    • Sums received by the beneficiary that correspond to premiums paid by the policyholder since 13 October 1998 have the benefit of an allowance of €152,500, and are then taxed at a rate of 20% (however, this does not apply to premiums paid by an insured aged over 70 in respect of a policy taken out since 20 November 1991, which are subject to inheritance tax after an initial allowance of €30,500).

    • The fraction in excess of €902,838 (after the allowance) is taxed at a higher rate of 25%. However, this provision only applies to deaths that occurred after 31 July 2011 (with respect to earlier deaths, only 20% is deducted after an allowance of €152,500).

    • In the case of deaths occurring after 30 June 2014, the 25% rate increases to 31.25% as from €700,000.

    • NB: When, in the event of death, the beneficiary is the surviving spouse or partner in a civil partnership, no deduction of any kind will be made, as these latter individuals are totally exempt from inheritance tax.

    • Furthermore, if the policyholder takes out a "génération vie" policy or converts their existing life insurance policy into a "génération vie" policy, the amount of inheritance tax due on the policy will be reduced by 20% before the allowance of €152,500 is applied.
      With respect to life insurance policies with a value in excess of €700,000, the inheritance tax burden increases from 25% to 31.25%, after the allowance of €152,500.


Do not hesitate to consult your notaire. They can advise you about the policy that is most suitable for your personal situation. If you have already taken out a policy and would like to change the beneficiary clause, a notary will help you with the wording. If you are the beneficiary of a life insurance policy, you should also consult your notaire before you do anything.
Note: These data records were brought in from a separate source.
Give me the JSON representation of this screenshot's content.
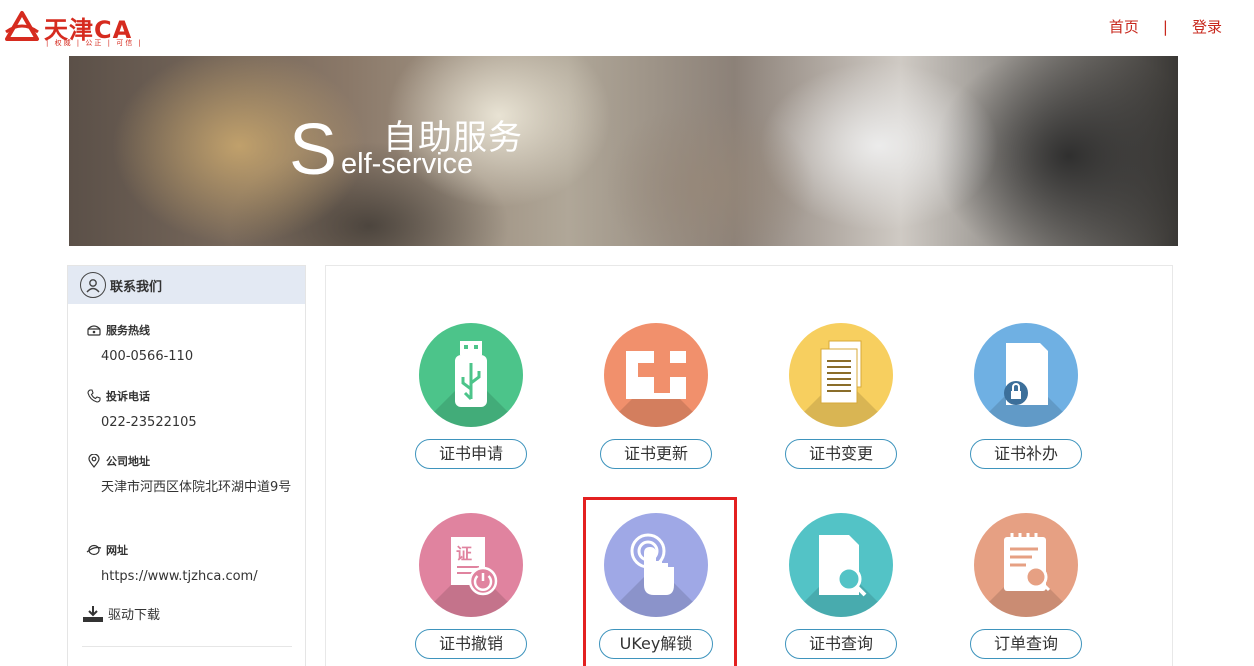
{
  "header": {
    "logo_name": "天津CA",
    "logo_tagline": "| 权威 | 公正 | 可信 |",
    "nav": [
      {
        "label": "首页"
      },
      {
        "label": "登录"
      }
    ],
    "nav_separator": "|"
  },
  "banner": {
    "big_letter": "S",
    "title_cn": "自助服务",
    "title_en": "elf-service"
  },
  "sidebar": {
    "title": "联系我们",
    "items": [
      {
        "label": "服务热线",
        "value": "400-0566-110",
        "icon": "phone-icon"
      },
      {
        "label": "投诉电话",
        "value": "022-23522105",
        "icon": "handset-icon"
      },
      {
        "label": "公司地址",
        "value": "天津市河西区体院北环湖中道9号",
        "icon": "location-icon"
      },
      {
        "label": "网址",
        "value": "https://www.tjzhca.com/",
        "icon": "globe-icon"
      }
    ],
    "download_label": "驱动下载"
  },
  "services": [
    {
      "label": "证书申请",
      "color": "#4cc48a",
      "icon": "usb-icon"
    },
    {
      "label": "证书更新",
      "color": "#f1906c",
      "icon": "medical-cross-icon"
    },
    {
      "label": "证书变更",
      "color": "#f7cf5f",
      "icon": "documents-icon"
    },
    {
      "label": "证书补办",
      "color": "#6fb0e3",
      "icon": "locked-document-icon"
    },
    {
      "label": "证书撤销",
      "color": "#e0839f",
      "icon": "certificate-power-icon"
    },
    {
      "label": "UKey解锁",
      "color": "#9fa8e6",
      "icon": "touch-icon"
    },
    {
      "label": "证书查询",
      "color": "#53c3c6",
      "icon": "document-search-icon"
    },
    {
      "label": "订单查询",
      "color": "#e6a083",
      "icon": "order-search-icon"
    }
  ],
  "colors": {
    "brand_red": "#d62b1f",
    "pill_border": "#3e94bd",
    "highlight": "#e32020"
  }
}
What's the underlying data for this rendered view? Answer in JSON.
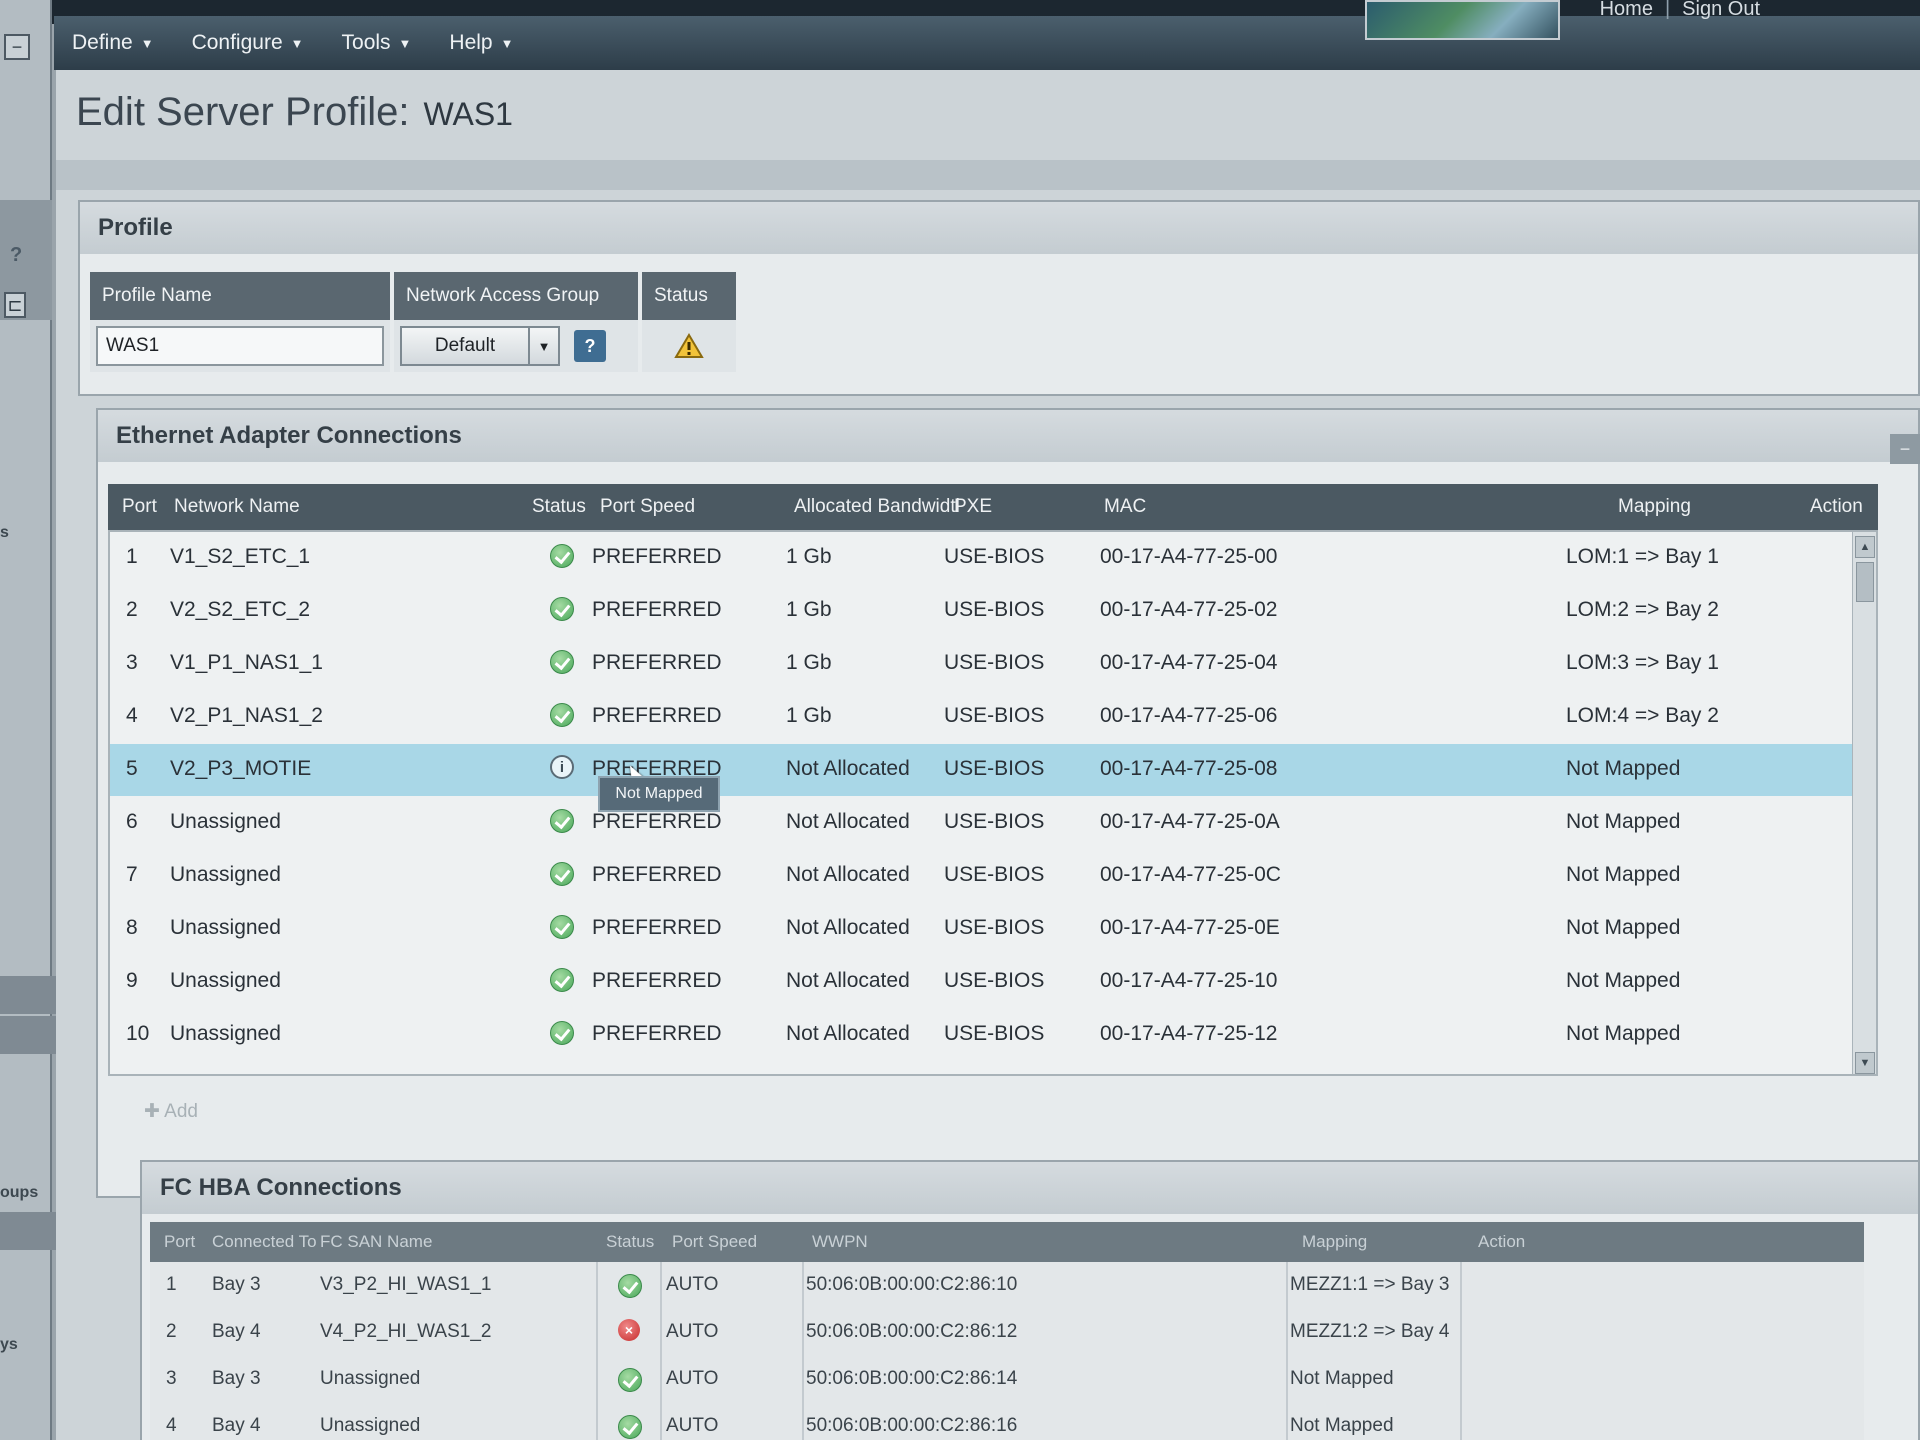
{
  "menu": {
    "items": [
      {
        "label": "Define"
      },
      {
        "label": "Configure"
      },
      {
        "label": "Tools"
      },
      {
        "label": "Help"
      }
    ],
    "home": "Home",
    "sign_out": "Sign Out",
    "separator": "|"
  },
  "rail": {
    "help": "?",
    "frag1": "s",
    "frag2": "oups",
    "frag3": "ys"
  },
  "page": {
    "title": "Edit Server Profile:",
    "subject": "WAS1"
  },
  "profile": {
    "section_title": "Profile",
    "headers": {
      "name": "Profile Name",
      "nag": "Network Access Group",
      "status": "Status"
    },
    "name_value": "WAS1",
    "nag_value": "Default",
    "help_label": "?",
    "status_icon": "warning-icon"
  },
  "ethernet": {
    "section_title": "Ethernet Adapter Connections",
    "columns": {
      "port": "Port",
      "network": "Network Name",
      "status": "Status",
      "speed": "Port Speed",
      "bandwidth": "Allocated Bandwidtl",
      "pxe": "PXE",
      "mac": "MAC",
      "mapping": "Mapping",
      "action": "Action"
    },
    "rows": [
      {
        "port": "1",
        "network": "V1_S2_ETC_1",
        "status": "ok",
        "speed": "PREFERRED",
        "bandwidth": "1 Gb",
        "pxe": "USE-BIOS",
        "mac": "00-17-A4-77-25-00",
        "mapping": "LOM:1 => Bay 1"
      },
      {
        "port": "2",
        "network": "V2_S2_ETC_2",
        "status": "ok",
        "speed": "PREFERRED",
        "bandwidth": "1 Gb",
        "pxe": "USE-BIOS",
        "mac": "00-17-A4-77-25-02",
        "mapping": "LOM:2 => Bay 2"
      },
      {
        "port": "3",
        "network": "V1_P1_NAS1_1",
        "status": "ok",
        "speed": "PREFERRED",
        "bandwidth": "1 Gb",
        "pxe": "USE-BIOS",
        "mac": "00-17-A4-77-25-04",
        "mapping": "LOM:3 => Bay 1"
      },
      {
        "port": "4",
        "network": "V2_P1_NAS1_2",
        "status": "ok",
        "speed": "PREFERRED",
        "bandwidth": "1 Gb",
        "pxe": "USE-BIOS",
        "mac": "00-17-A4-77-25-06",
        "mapping": "LOM:4 => Bay 2"
      },
      {
        "port": "5",
        "network": "V2_P3_MOTIE",
        "status": "info",
        "speed": "PREFERRED",
        "bandwidth": "Not Allocated",
        "pxe": "USE-BIOS",
        "mac": "00-17-A4-77-25-08",
        "mapping": "Not Mapped"
      },
      {
        "port": "6",
        "network": "Unassigned",
        "status": "ok",
        "speed": "PREFERRED",
        "bandwidth": "Not Allocated",
        "pxe": "USE-BIOS",
        "mac": "00-17-A4-77-25-0A",
        "mapping": "Not Mapped"
      },
      {
        "port": "7",
        "network": "Unassigned",
        "status": "ok",
        "speed": "PREFERRED",
        "bandwidth": "Not Allocated",
        "pxe": "USE-BIOS",
        "mac": "00-17-A4-77-25-0C",
        "mapping": "Not Mapped"
      },
      {
        "port": "8",
        "network": "Unassigned",
        "status": "ok",
        "speed": "PREFERRED",
        "bandwidth": "Not Allocated",
        "pxe": "USE-BIOS",
        "mac": "00-17-A4-77-25-0E",
        "mapping": "Not Mapped"
      },
      {
        "port": "9",
        "network": "Unassigned",
        "status": "ok",
        "speed": "PREFERRED",
        "bandwidth": "Not Allocated",
        "pxe": "USE-BIOS",
        "mac": "00-17-A4-77-25-10",
        "mapping": "Not Mapped"
      },
      {
        "port": "10",
        "network": "Unassigned",
        "status": "ok",
        "speed": "PREFERRED",
        "bandwidth": "Not Allocated",
        "pxe": "USE-BIOS",
        "mac": "00-17-A4-77-25-12",
        "mapping": "Not Mapped"
      }
    ],
    "tooltip": "Not Mapped",
    "add_label": "Add"
  },
  "fc": {
    "section_title": "FC HBA Connections",
    "columns": {
      "port": "Port",
      "connected": "Connected To",
      "san": "FC SAN Name",
      "status": "Status",
      "speed": "Port Speed",
      "wwpn": "WWPN",
      "mapping": "Mapping",
      "action": "Action"
    },
    "rows": [
      {
        "port": "1",
        "connected": "Bay 3",
        "san": "V3_P2_HI_WAS1_1",
        "status": "ok",
        "speed": "AUTO",
        "wwpn": "50:06:0B:00:00:C2:86:10",
        "mapping": "MEZZ1:1 => Bay 3"
      },
      {
        "port": "2",
        "connected": "Bay 4",
        "san": "V4_P2_HI_WAS1_2",
        "status": "error",
        "speed": "AUTO",
        "wwpn": "50:06:0B:00:00:C2:86:12",
        "mapping": "MEZZ1:2 => Bay 4"
      },
      {
        "port": "3",
        "connected": "Bay 3",
        "san": "Unassigned",
        "status": "ok",
        "speed": "AUTO",
        "wwpn": "50:06:0B:00:00:C2:86:14",
        "mapping": "Not Mapped"
      },
      {
        "port": "4",
        "connected": "Bay 4",
        "san": "Unassigned",
        "status": "ok",
        "speed": "AUTO",
        "wwpn": "50:06:0B:00:00:C2:86:16",
        "mapping": "Not Mapped"
      }
    ]
  },
  "colors": {
    "menubar": "#2d3d49",
    "header": "#4b5962",
    "selected_row": "#a9d7e7",
    "ok": "#49a85a",
    "error": "#c62a2a"
  }
}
They can explain the myriad tax implications.

See also


French property market report / N°31